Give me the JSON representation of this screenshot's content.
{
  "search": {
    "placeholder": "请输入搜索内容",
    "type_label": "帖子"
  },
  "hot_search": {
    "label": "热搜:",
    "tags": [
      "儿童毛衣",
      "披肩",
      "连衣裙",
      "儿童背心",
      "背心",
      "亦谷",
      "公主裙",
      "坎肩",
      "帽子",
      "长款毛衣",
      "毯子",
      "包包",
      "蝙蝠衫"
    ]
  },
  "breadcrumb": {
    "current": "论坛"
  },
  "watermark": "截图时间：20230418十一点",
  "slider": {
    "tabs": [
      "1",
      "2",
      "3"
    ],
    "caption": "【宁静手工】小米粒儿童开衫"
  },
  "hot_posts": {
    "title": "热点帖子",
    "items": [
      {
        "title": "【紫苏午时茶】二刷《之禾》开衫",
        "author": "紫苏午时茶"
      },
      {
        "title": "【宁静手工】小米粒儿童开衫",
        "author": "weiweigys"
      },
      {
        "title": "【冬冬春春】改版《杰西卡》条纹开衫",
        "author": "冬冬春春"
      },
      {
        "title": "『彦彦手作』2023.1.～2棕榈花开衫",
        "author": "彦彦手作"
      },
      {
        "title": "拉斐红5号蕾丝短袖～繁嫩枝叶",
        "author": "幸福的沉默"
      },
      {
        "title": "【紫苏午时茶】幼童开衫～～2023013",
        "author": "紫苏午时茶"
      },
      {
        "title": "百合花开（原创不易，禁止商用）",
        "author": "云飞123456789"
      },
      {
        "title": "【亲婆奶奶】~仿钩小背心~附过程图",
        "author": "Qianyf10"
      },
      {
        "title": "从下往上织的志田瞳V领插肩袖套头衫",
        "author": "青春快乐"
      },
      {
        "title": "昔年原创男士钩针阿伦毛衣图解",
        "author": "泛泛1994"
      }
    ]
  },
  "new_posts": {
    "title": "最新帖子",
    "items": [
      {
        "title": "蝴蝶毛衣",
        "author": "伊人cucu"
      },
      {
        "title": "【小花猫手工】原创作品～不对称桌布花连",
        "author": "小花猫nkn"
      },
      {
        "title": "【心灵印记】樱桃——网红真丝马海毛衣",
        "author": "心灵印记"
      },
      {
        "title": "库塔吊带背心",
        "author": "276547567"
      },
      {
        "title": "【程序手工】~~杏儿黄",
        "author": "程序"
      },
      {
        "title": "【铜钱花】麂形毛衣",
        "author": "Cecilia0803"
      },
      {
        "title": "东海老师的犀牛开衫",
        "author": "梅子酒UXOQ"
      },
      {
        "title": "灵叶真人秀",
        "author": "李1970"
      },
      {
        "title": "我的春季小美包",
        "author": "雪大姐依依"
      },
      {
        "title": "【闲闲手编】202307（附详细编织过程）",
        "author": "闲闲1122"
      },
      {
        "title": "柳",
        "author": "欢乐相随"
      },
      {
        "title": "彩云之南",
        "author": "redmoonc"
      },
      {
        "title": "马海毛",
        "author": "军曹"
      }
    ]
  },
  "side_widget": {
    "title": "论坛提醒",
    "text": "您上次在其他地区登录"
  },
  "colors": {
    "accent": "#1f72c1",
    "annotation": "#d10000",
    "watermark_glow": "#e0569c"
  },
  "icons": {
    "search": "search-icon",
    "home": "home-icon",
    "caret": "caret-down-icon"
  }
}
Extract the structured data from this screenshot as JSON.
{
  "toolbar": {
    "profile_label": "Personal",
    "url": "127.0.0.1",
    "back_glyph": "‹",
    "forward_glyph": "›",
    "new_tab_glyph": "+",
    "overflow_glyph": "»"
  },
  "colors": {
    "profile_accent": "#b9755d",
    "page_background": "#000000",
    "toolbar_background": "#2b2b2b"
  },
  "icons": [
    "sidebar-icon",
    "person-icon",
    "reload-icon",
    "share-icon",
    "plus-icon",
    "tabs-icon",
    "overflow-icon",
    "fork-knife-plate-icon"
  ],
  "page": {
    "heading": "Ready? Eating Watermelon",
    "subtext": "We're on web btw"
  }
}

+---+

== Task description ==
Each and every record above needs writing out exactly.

== Solution for this problem ==
Give me the JSON representation of this screenshot's content.
{
  "search": {
    "placeholder": "请输入搜索内容",
    "type_label": "帖子"
  },
  "hot_search": {
    "label": "热搜:",
    "tags": [
      "儿童毛衣",
      "披肩",
      "连衣裙",
      "儿童背心",
      "背心",
      "亦谷",
      "公主裙",
      "坎肩",
      "帽子",
      "长款毛衣",
      "毯子",
      "包包",
      "蝙蝠衫"
    ]
  },
  "breadcrumb": {
    "current": "论坛"
  },
  "watermark": "截图时间：20230418十一点",
  "slider": {
    "tabs": [
      "1",
      "2",
      "3"
    ],
    "caption": "【宁静手工】小米粒儿童开衫"
  },
  "hot_posts": {
    "title": "热点帖子",
    "items": [
      {
        "title": "【紫苏午时茶】二刷《之禾》开衫",
        "author": "紫苏午时茶"
      },
      {
        "title": "【宁静手工】小米粒儿童开衫",
        "author": "weiweigys"
      },
      {
        "title": "【冬冬春春】改版《杰西卡》条纹开衫",
        "author": "冬冬春春"
      },
      {
        "title": "『彦彦手作』2023.1.～2棕榈花开衫",
        "author": "彦彦手作"
      },
      {
        "title": "拉斐红5号蕾丝短袖～繁嫩枝叶",
        "author": "幸福的沉默"
      },
      {
        "title": "【紫苏午时茶】幼童开衫～～2023013",
        "author": "紫苏午时茶"
      },
      {
        "title": "百合花开（原创不易，禁止商用）",
        "author": "云飞123456789"
      },
      {
        "title": "【亲婆奶奶】~仿钩小背心~附过程图",
        "author": "Qianyf10"
      },
      {
        "title": "从下往上织的志田瞳V领插肩袖套头衫",
        "author": "青春快乐"
      },
      {
        "title": "昔年原创男士钩针阿伦毛衣图解",
        "author": "泛泛1994"
      }
    ]
  },
  "new_posts": {
    "title": "最新帖子",
    "items": [
      {
        "title": "蝴蝶毛衣",
        "author": "伊人cucu"
      },
      {
        "title": "【小花猫手工】原创作品～不对称桌布花连",
        "author": "小花猫nkn"
      },
      {
        "title": "【心灵印记】樱桃——网红真丝马海毛衣",
        "author": "心灵印记"
      },
      {
        "title": "库塔吊带背心",
        "author": "276547567"
      },
      {
        "title": "【程序手工】~~杏儿黄",
        "author": "程序"
      },
      {
        "title": "【铜钱花】麂形毛衣",
        "author": "Cecilia0803"
      },
      {
        "title": "东海老师的犀牛开衫",
        "author": "梅子酒UXOQ"
      },
      {
        "title": "灵叶真人秀",
        "author": "李1970"
      },
      {
        "title": "我的春季小美包",
        "author": "雪大姐依依"
      },
      {
        "title": "【闲闲手编】202307（附详细编织过程）",
        "author": "闲闲1122"
      },
      {
        "title": "柳",
        "author": "欢乐相随"
      },
      {
        "title": "彩云之南",
        "author": "redmoonc"
      },
      {
        "title": "马海毛",
        "author": "军曹"
      }
    ]
  },
  "side_widget": {
    "title": "论坛提醒",
    "text": "您上次在其他地区登录"
  },
  "colors": {
    "accent": "#1f72c1",
    "annotation": "#d10000",
    "watermark_glow": "#e0569c"
  },
  "icons": {
    "search": "search-icon",
    "home": "home-icon",
    "caret": "caret-down-icon"
  }
}
Extract the structured data from this screenshot as JSON.
{
  "toolbar": {
    "profile_label": "Personal",
    "url": "127.0.0.1",
    "back_glyph": "‹",
    "forward_glyph": "›",
    "new_tab_glyph": "+",
    "overflow_glyph": "»"
  },
  "colors": {
    "profile_accent": "#b9755d",
    "page_background": "#000000",
    "toolbar_background": "#2b2b2b"
  },
  "icons": [
    "sidebar-icon",
    "person-icon",
    "reload-icon",
    "share-icon",
    "plus-icon",
    "tabs-icon",
    "overflow-icon",
    "fork-knife-plate-icon"
  ],
  "page": {
    "heading": "Ready? Eating Watermelon",
    "subtext": "We're on web btw"
  }
}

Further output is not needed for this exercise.